# Math Help - Question on Relations

1. ## Question on Relations

Question 1:
D on Z(all integers): mDn iff m|n

My thoughts:
Why is 0D0 not reflexive as stated by the solution? 0|0 --> 0=n.0
So that means it does not matter what value n is, the answer will be still be 0. So shouldn't it be reflexive?

Question 2:
P on N(natural numbers): mPn iff There exists p, p|m,p|n and p is prime.

My thoughts:
I am not sure how to apply the transitive rules on this where if xPy and yPz then xPz.

2. Hello,

Another way to say that 0|0 is that 0/0=an integer, and 0/0 is ... i'll say undetermined...

I am not sure how to apply the transitive rules on this where if xPy and yPz then xPz.
You can find out a counter example.

The relation here is :

If xPy <=> p|gcd(x,y), with p prime
and yPz <=> p'|gcd(y,z), with p' prime

Does p'', prime, exist such as p''|gcd(x,z) ?

Counter example :

3P6 because 3, prime, divides 3 and 6.
6P14 because 2, prime, divides 6 and 14.

Does a prime number divide 3 and 14 ? The answer is no, because they are coprime (1 is not a prime number !)

Then why is it not reflexive for question 2? It works out to be like this right?
xPx <=> p|gcd(x,x). Then shouldn't it be reflexive?

4. I would have said that it's reflexive too , because there always exists a prime integer which divides a natural integer...

5. Originally Posted by Moo
Hello,

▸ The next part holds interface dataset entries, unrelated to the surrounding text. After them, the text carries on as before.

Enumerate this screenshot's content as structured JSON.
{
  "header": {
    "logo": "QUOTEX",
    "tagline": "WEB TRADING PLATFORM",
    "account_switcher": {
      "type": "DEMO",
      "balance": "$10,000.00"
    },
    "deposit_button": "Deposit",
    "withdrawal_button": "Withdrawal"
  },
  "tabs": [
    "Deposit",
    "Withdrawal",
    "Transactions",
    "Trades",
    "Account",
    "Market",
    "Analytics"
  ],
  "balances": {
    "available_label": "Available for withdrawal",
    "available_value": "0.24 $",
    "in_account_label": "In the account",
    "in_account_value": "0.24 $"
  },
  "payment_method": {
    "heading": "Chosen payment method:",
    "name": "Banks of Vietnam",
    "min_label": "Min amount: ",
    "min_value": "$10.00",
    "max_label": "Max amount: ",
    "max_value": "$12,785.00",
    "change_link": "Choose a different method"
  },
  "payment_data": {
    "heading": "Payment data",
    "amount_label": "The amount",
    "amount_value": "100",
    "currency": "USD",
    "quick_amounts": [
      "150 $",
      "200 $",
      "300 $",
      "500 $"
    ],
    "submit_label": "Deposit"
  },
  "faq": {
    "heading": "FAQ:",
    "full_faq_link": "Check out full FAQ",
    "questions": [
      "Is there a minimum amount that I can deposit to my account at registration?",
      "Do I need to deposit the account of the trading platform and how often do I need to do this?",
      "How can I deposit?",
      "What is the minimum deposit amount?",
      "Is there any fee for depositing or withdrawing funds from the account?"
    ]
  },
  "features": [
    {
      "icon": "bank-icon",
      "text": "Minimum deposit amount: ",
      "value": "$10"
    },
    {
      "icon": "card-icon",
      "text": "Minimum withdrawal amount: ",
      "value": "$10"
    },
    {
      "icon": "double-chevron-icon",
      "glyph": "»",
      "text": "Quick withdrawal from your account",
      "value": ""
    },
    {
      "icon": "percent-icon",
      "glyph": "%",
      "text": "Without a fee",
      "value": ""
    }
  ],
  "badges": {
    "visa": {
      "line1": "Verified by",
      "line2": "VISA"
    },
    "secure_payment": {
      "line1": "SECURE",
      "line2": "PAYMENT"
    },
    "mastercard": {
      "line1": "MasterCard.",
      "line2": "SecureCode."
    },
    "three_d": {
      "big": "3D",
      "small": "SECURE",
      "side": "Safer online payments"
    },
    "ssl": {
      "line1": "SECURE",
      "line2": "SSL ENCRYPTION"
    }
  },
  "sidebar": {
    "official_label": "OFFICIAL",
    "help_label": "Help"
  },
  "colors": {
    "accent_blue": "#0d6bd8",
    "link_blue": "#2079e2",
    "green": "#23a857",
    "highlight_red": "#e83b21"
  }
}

Another way to say that 0|0
0 does not divide 0. But 0|0 is true. Because $a|b$ if and only if there exists $c$ so that $a=bc$. This is definitely true for $0|0$.

6. But dividing by 0 is not true ? How do we know if it can be a counterexample or not ? (just asking, don't screw up )

7. Originally Posted by Moo
I would have said that it's reflexive too , because there always exists a prime integer which divides a natural integer...
What prime divides 1?

8. Oh yeah
None.

Sorry ~

9. Originally Posted by Moo
But dividing by 0 is not true ? How do we know if it can be a counterexample or not ? (just asking, don't screw up )
What are you talking about? Remember $0|0$ if and only if there exists a $c\in \mathbb{Z}$ such that $0 = 0\cdot c$. Clearly, such a $c$ exists. Thus, $0|0$.

10. Just going the wrong way
Forgive me